Illinois Rural Water Circuit Rider Locates Leak in Unmapped Water Main

Illinois Rural Water Circuit Rider Locates Leak in Unmapped Water Main

TUSCOLA, Ill. – When a 120,000 gallon-per-day leak threatened to disrupt service in Tuscola, Illinois, the community turned to experts from the Illinois Rural Water Association to locate the leak.

“They couldn’t keep up with the demand and they were losing water from the tower,” said Chuck Woodworth, an IRWA Circuit Rider. “They would have run out of water in two days.”

A Rural Water Circuit Rider is a roving water expert that provides training and technical assistance to utilities. Woodworth has previously provided leak detection for Tuscola, city of 4,600.

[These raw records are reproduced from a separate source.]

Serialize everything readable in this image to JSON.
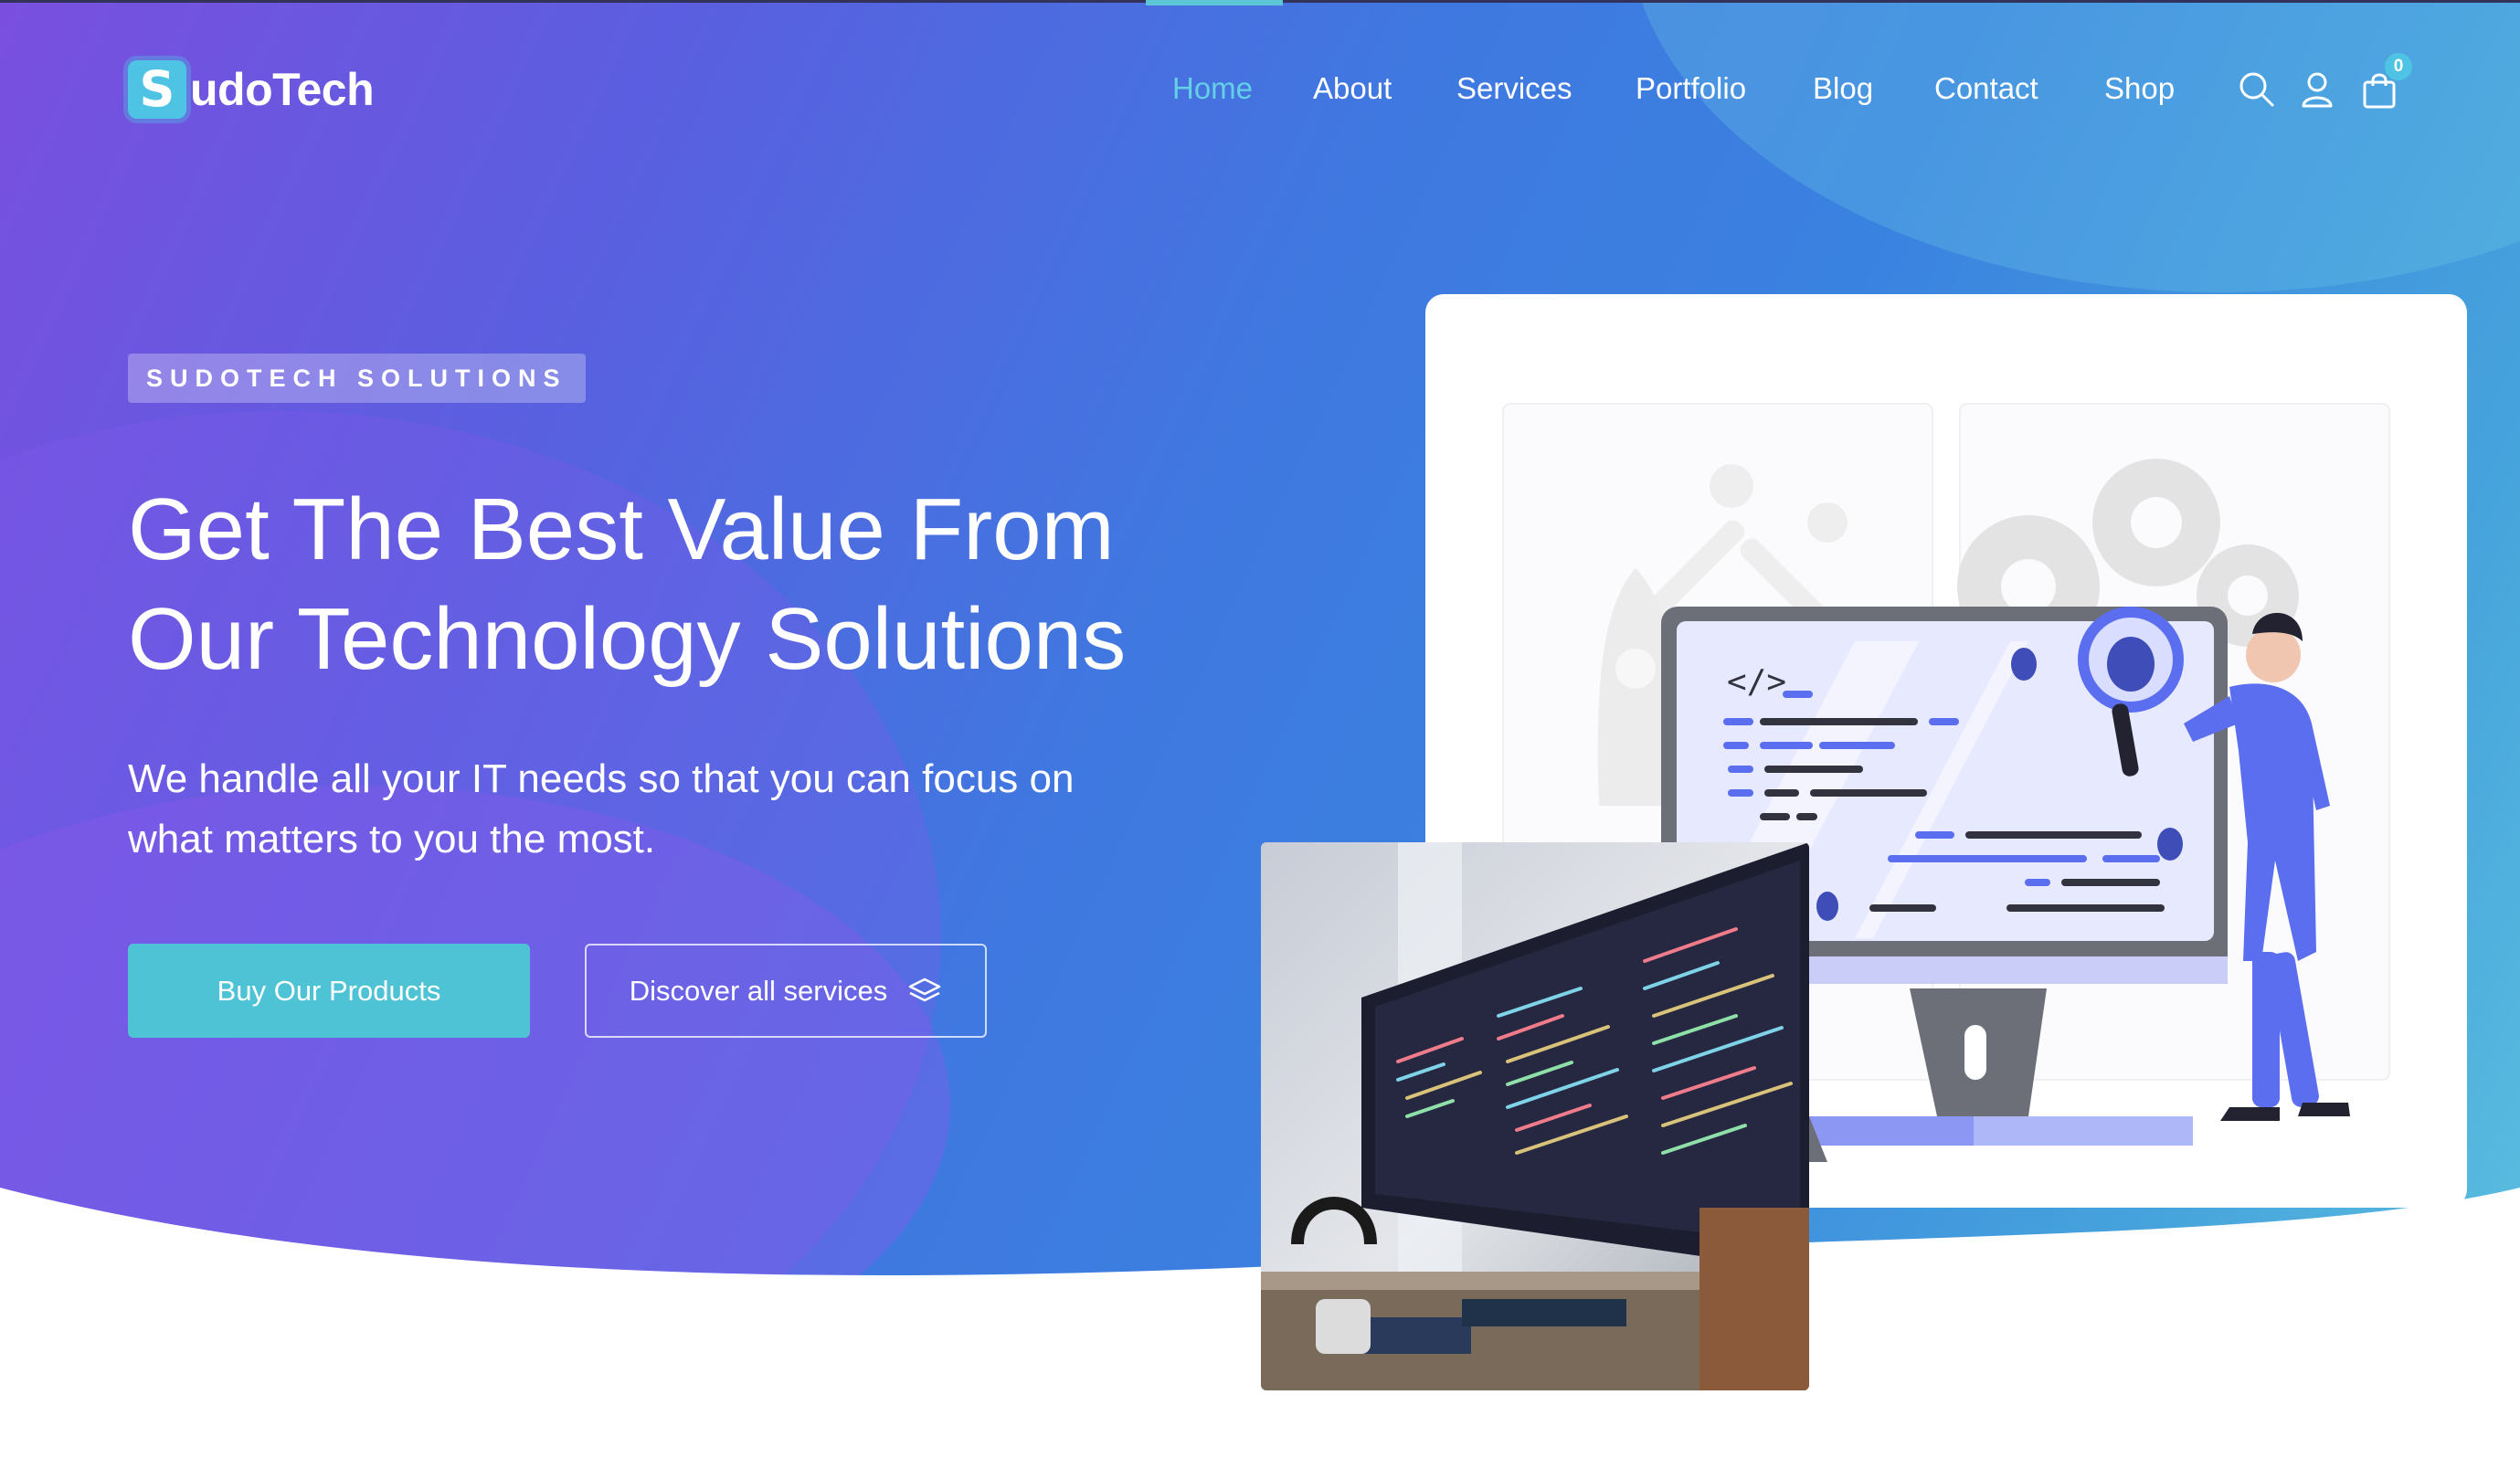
{
  "brand": {
    "name_letter": "S",
    "name_rest": "udoTech"
  },
  "nav": {
    "items": [
      {
        "label": "Home",
        "active": true
      },
      {
        "label": "About",
        "active": false
      },
      {
        "label": "Services",
        "active": false
      },
      {
        "label": "Portfolio",
        "active": false
      },
      {
        "label": "Blog",
        "active": false
      },
      {
        "label": "Contact",
        "active": false
      },
      {
        "label": "Shop",
        "active": false
      }
    ],
    "icons": [
      "search-icon",
      "user-icon",
      "shopping-bag-icon"
    ],
    "cart_count": "0"
  },
  "hero": {
    "tag": "SUDOTECH SOLUTIONS",
    "headline_line1": "Get The Best Value From",
    "headline_line2": "Our Technology Solutions",
    "subtext_line1": "We handle all your IT needs so that you can focus on",
    "subtext_line2": "what matters to you the most.",
    "primary_button": "Buy Our Products",
    "secondary_button": "Discover all services"
  },
  "illustration": {
    "code_tag": "</>"
  },
  "colors": {
    "accent": "#4fc3d6",
    "active_nav": "#63d0e6",
    "gradient_start": "#7a4fe0",
    "gradient_end": "#5fc3e0",
    "illustration_blue": "#5b6ef0"
  }
}
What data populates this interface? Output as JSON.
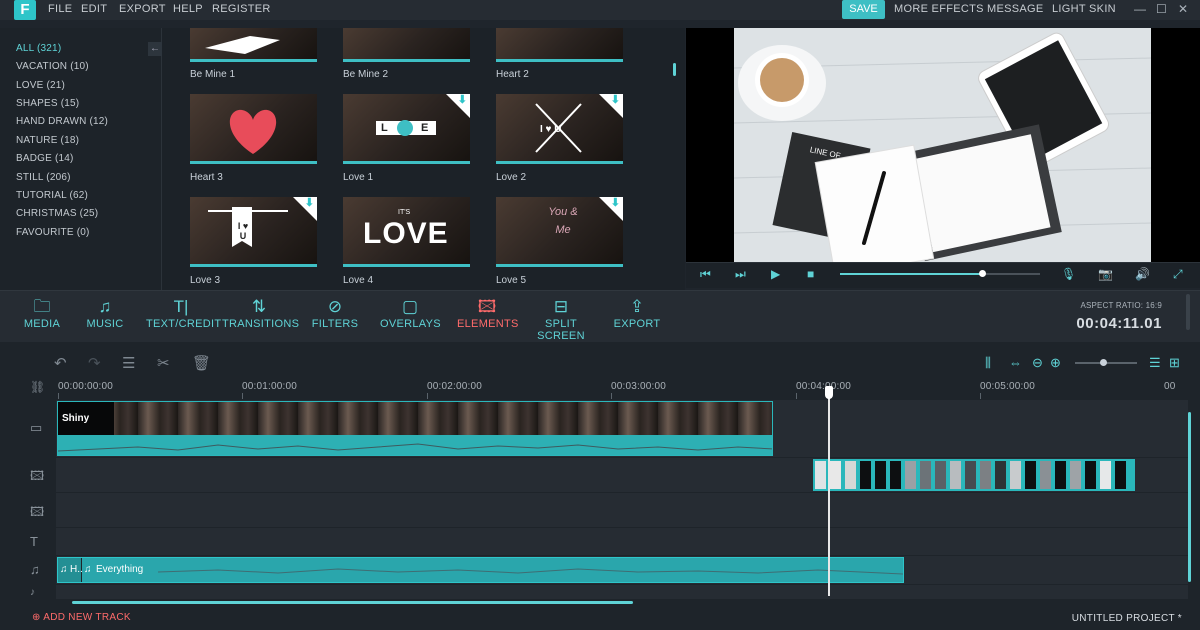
{
  "app": {
    "logo": "F"
  },
  "menu": {
    "items": [
      "FILE",
      "EDIT",
      "EXPORT",
      "HELP",
      "REGISTER"
    ]
  },
  "header": {
    "save": "SAVE",
    "more_effects": "MORE EFFECTS",
    "message": "MESSAGE",
    "light_skin": "LIGHT SKIN"
  },
  "window_controls": {
    "minimize": "—",
    "maximize": "☐",
    "close": "✕"
  },
  "library": {
    "categories": [
      "ALL (321)",
      "VACATION (10)",
      "LOVE (21)",
      "SHAPES (15)",
      "HAND DRAWN (12)",
      "NATURE (18)",
      "BADGE (14)",
      "STILL (206)",
      "TUTORIAL (62)",
      "CHRISTMAS (25)",
      "FAVOURITE (0)"
    ],
    "active_category": "ALL (321)",
    "collapse_icon": "←",
    "items": [
      "Be Mine 1",
      "Be Mine 2",
      "Heart 2",
      "Heart 3",
      "Love 1",
      "Love 2",
      "Love 3",
      "Love 4",
      "Love 5"
    ],
    "overlay_text": {
      "love1_l": "L",
      "love1_v": "E",
      "love2": "I ♥ U",
      "love3": "I ♥ U",
      "love4_small": "IT'S",
      "love4": "LOVE",
      "love5": "You & Me"
    }
  },
  "preview": {
    "notebook_text": "LINE OF",
    "progress": 0.71
  },
  "toolbar": {
    "media": "MEDIA",
    "music": "MUSIC",
    "text_credit": "TEXT/CREDIT",
    "transitions": "TRANSITIONS",
    "filters": "FILTERS",
    "overlays": "OVERLAYS",
    "elements": "ELEMENTS",
    "split_screen": "SPLIT SCREEN",
    "export": "EXPORT",
    "active": "ELEMENTS"
  },
  "status": {
    "aspect_ratio": "ASPECT RATIO: 16:9",
    "duration": "00:04:11.01"
  },
  "timeline": {
    "ruler": [
      "00:00:00:00",
      "00:01:00:00",
      "00:02:00:00",
      "00:03:00:00",
      "00:04:00:00",
      "00:05:00:00",
      "00"
    ],
    "video_clip": "Shiny",
    "audio_clip_short": "H..",
    "audio_clip": "Everything",
    "zoom_level": 0.45
  },
  "footer": {
    "add_track": "ADD NEW TRACK",
    "project": "UNTITLED PROJECT *"
  },
  "colors": {
    "accent": "#3ebfc4",
    "active": "#ff6b6b",
    "background": "#1f252c"
  }
}
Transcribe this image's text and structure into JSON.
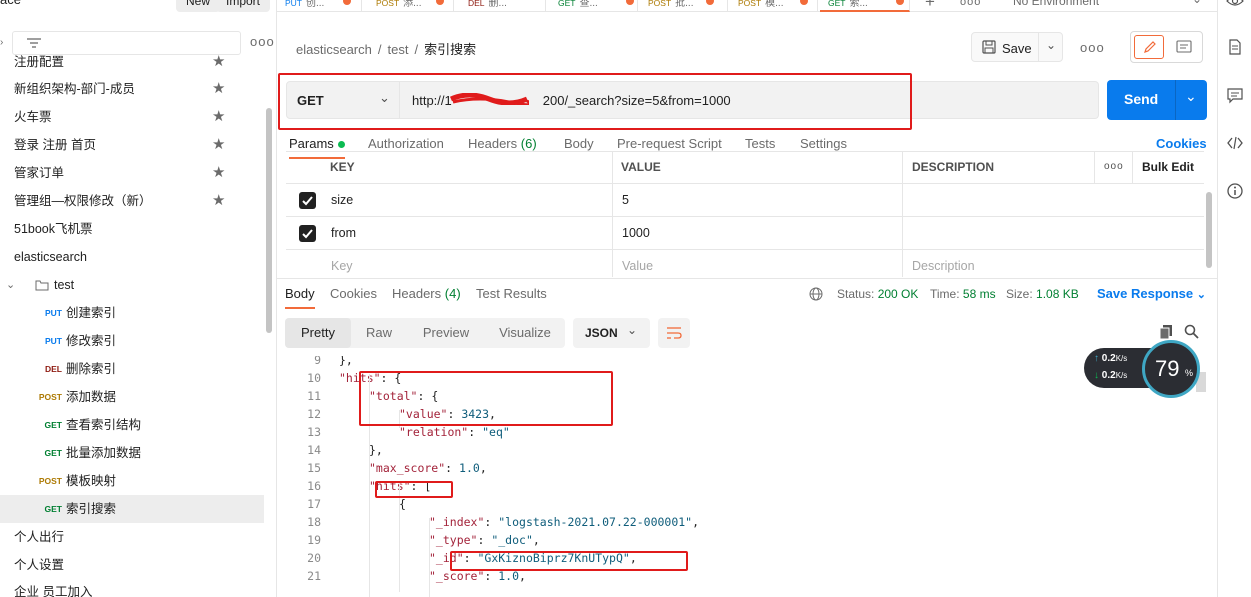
{
  "sidebar": {
    "workspace_label": "ace",
    "new_label": "New",
    "import_label": "Import",
    "more": "ooo",
    "items": [
      {
        "label": "注册配置",
        "star": "★"
      },
      {
        "label": "新组织架构-部门-成员",
        "star": "★"
      },
      {
        "label": "火车票",
        "star": "★"
      },
      {
        "label": "登录 注册 首页",
        "star": "★"
      },
      {
        "label": "管家订单",
        "star": "★"
      },
      {
        "label": "管理组—权限修改（新）",
        "star": "★"
      },
      {
        "label": "51book飞机票"
      },
      {
        "label": "elasticsearch"
      },
      {
        "label": "test"
      },
      {
        "method": "PUT",
        "label": "创建索引"
      },
      {
        "method": "PUT",
        "label": "修改索引"
      },
      {
        "method": "DEL",
        "label": "删除索引"
      },
      {
        "method": "POST",
        "label": "添加数据"
      },
      {
        "method": "GET",
        "label": "查看索引结构"
      },
      {
        "method": "GET",
        "label": "批量添加数据"
      },
      {
        "method": "POST",
        "label": "模板映射"
      },
      {
        "method": "GET",
        "label": "索引搜索"
      },
      {
        "label": "个人出行"
      },
      {
        "label": "个人设置"
      },
      {
        "label": "企业 员工加入"
      }
    ]
  },
  "tabs": [
    {
      "method": "PUT",
      "name": "创..."
    },
    {
      "method": "POST",
      "name": "添..."
    },
    {
      "method": "DEL",
      "name": "删..."
    },
    {
      "method": "GET",
      "name": "查..."
    },
    {
      "method": "POST",
      "name": "批..."
    },
    {
      "method": "POST",
      "name": "模..."
    },
    {
      "method": "GET",
      "name": "索..."
    }
  ],
  "tab_add": "+",
  "tab_more": "ooo",
  "environment": "No Environment",
  "breadcrumb": {
    "a": "elasticsearch",
    "sep": "/",
    "b": "test",
    "current": "索引搜索"
  },
  "save_label": "Save",
  "header_more": "ooo",
  "request": {
    "method": "GET",
    "url": "http://1       200/_search?size=5&from=1000",
    "send": "Send"
  },
  "request_tabs": {
    "params": "Params",
    "authorization": "Authorization",
    "headers": "Headers",
    "headers_count": "(6)",
    "body": "Body",
    "prerequest": "Pre-request Script",
    "tests": "Tests",
    "settings": "Settings",
    "cookies": "Cookies"
  },
  "params": {
    "headers": {
      "key": "KEY",
      "value": "VALUE",
      "description": "DESCRIPTION",
      "more": "ooo",
      "bulk_edit": "Bulk Edit"
    },
    "rows": [
      {
        "key": "size",
        "value": "5",
        "checked": true
      },
      {
        "key": "from",
        "value": "1000",
        "checked": true
      }
    ],
    "placeholders": {
      "key": "Key",
      "value": "Value",
      "description": "Description"
    }
  },
  "response": {
    "tabs": {
      "body": "Body",
      "cookies": "Cookies",
      "headers": "Headers",
      "headers_count": "(4)",
      "test_results": "Test Results"
    },
    "status_label": "Status:",
    "status_value": "200 OK",
    "time_label": "Time:",
    "time_value": "58 ms",
    "size_label": "Size:",
    "size_value": "1.08 KB",
    "save_response": "Save Response",
    "views": [
      "Pretty",
      "Raw",
      "Preview",
      "Visualize"
    ],
    "format": "JSON",
    "code_lines": [
      {
        "n": "9",
        "indent": 1,
        "parts": [
          [
            "p",
            "},"
          ]
        ]
      },
      {
        "n": "10",
        "indent": 1,
        "parts": [
          [
            "k",
            "\"hits\""
          ],
          [
            "p",
            ": {"
          ]
        ]
      },
      {
        "n": "11",
        "indent": 2,
        "parts": [
          [
            "k",
            "\"total\""
          ],
          [
            "p",
            ": {"
          ]
        ]
      },
      {
        "n": "12",
        "indent": 3,
        "parts": [
          [
            "k",
            "\"value\""
          ],
          [
            "p",
            ": "
          ],
          [
            "n",
            "3423"
          ],
          [
            "p",
            ","
          ]
        ]
      },
      {
        "n": "13",
        "indent": 3,
        "parts": [
          [
            "k",
            "\"relation\""
          ],
          [
            "p",
            ": "
          ],
          [
            "s",
            "\"eq\""
          ]
        ]
      },
      {
        "n": "14",
        "indent": 2,
        "parts": [
          [
            "p",
            "},"
          ]
        ]
      },
      {
        "n": "15",
        "indent": 2,
        "parts": [
          [
            "k",
            "\"max_score\""
          ],
          [
            "p",
            ": "
          ],
          [
            "n",
            "1.0"
          ],
          [
            "p",
            ","
          ]
        ]
      },
      {
        "n": "16",
        "indent": 2,
        "parts": [
          [
            "k",
            "\"hits\""
          ],
          [
            "p",
            ": ["
          ]
        ]
      },
      {
        "n": "17",
        "indent": 3,
        "parts": [
          [
            "p",
            "{"
          ]
        ]
      },
      {
        "n": "18",
        "indent": 4,
        "parts": [
          [
            "k",
            "\"_index\""
          ],
          [
            "p",
            ": "
          ],
          [
            "s",
            "\"logstash-2021.07.22-000001\""
          ],
          [
            "p",
            ","
          ]
        ]
      },
      {
        "n": "19",
        "indent": 4,
        "parts": [
          [
            "k",
            "\"_type\""
          ],
          [
            "p",
            ": "
          ],
          [
            "s",
            "\"_doc\""
          ],
          [
            "p",
            ","
          ]
        ]
      },
      {
        "n": "20",
        "indent": 4,
        "parts": [
          [
            "k",
            "\"_id\""
          ],
          [
            "p",
            ": "
          ],
          [
            "s",
            "\"GxKiznoBiprz7KnUTypQ\""
          ],
          [
            "p",
            ","
          ]
        ]
      },
      {
        "n": "21",
        "indent": 4,
        "parts": [
          [
            "k",
            "\"_score\""
          ],
          [
            "p",
            ": "
          ],
          [
            "n",
            "1.0"
          ],
          [
            "p",
            ","
          ]
        ]
      }
    ]
  },
  "net_widget": {
    "up": "0.2",
    "down": "0.2",
    "unit": "K/s",
    "gauge": "79",
    "gauge_unit": "%"
  },
  "colors": {
    "accent": "#f26b3a",
    "send": "#097bed",
    "annotation": "#e01b1b",
    "get": "#007f31",
    "post": "#ad7a03"
  }
}
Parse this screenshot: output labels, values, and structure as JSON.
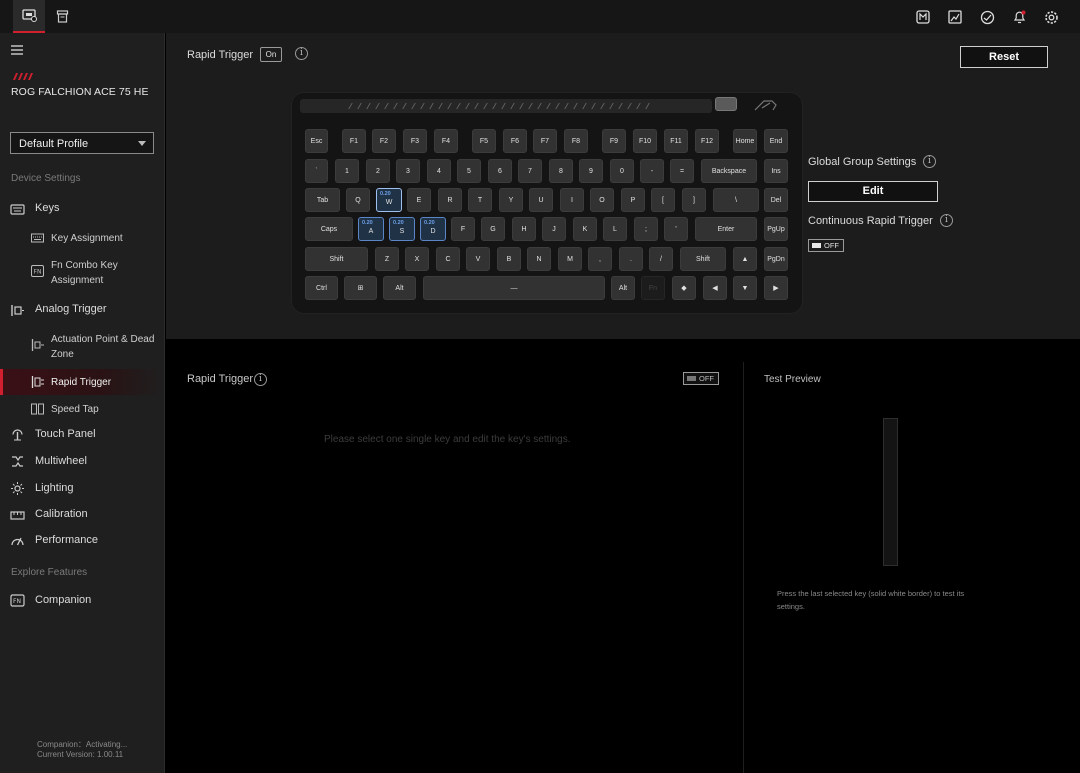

“They were looking for heavy flows in the sewer main because they couldn’t find any water on the surface,” Woodworth said. Usually the pressure from such a large leak pushes water to the surface, unless it has another place to drain.

After searching the town, Woodworth and Dewayne VanCleave, the Tuscola Systems Operations Specialist, located a manhole with water flowing into it.

“There was water pouring in through the seams,” Woodworth said.

Woodworth used a computerized leak logger to pinpoint a possible location. They consulted the system’s pipe maps and tried to narrow down the leak’s location on the nearest water main. Except when the Circuit Rider tried to confirm the location with a ground mic, he couldn’t hear a leak. There was clearly a leak near the manhole, but there was no leak audible on the nearest mapped water main. The only option was to start searching for another source.

“I started using the ground mic to sweep the area,” Woodworth said. “I found and marked a leak sound.”

He and VanCleave consulted the system map, but there was no main listed at that location.

“I used a subsurface material locator to confirm there was a line in the area,” Woodworth said.

The material locator uses UHF radio waves to measure changes in material density.

With the ground mic and material locator indicating the presence of a leaking main, VanCleave decided to excavate the area.

“Within a couple of scoops from the backhoe, water started coming out of the ground,” Woodworth said. “Normally maps are close, but in this case, it was 20 feet off.”

Locating the leak in the unmapped main saved the community thousands of dollars and prevented the water pressure from dropping low enough to require a boil order.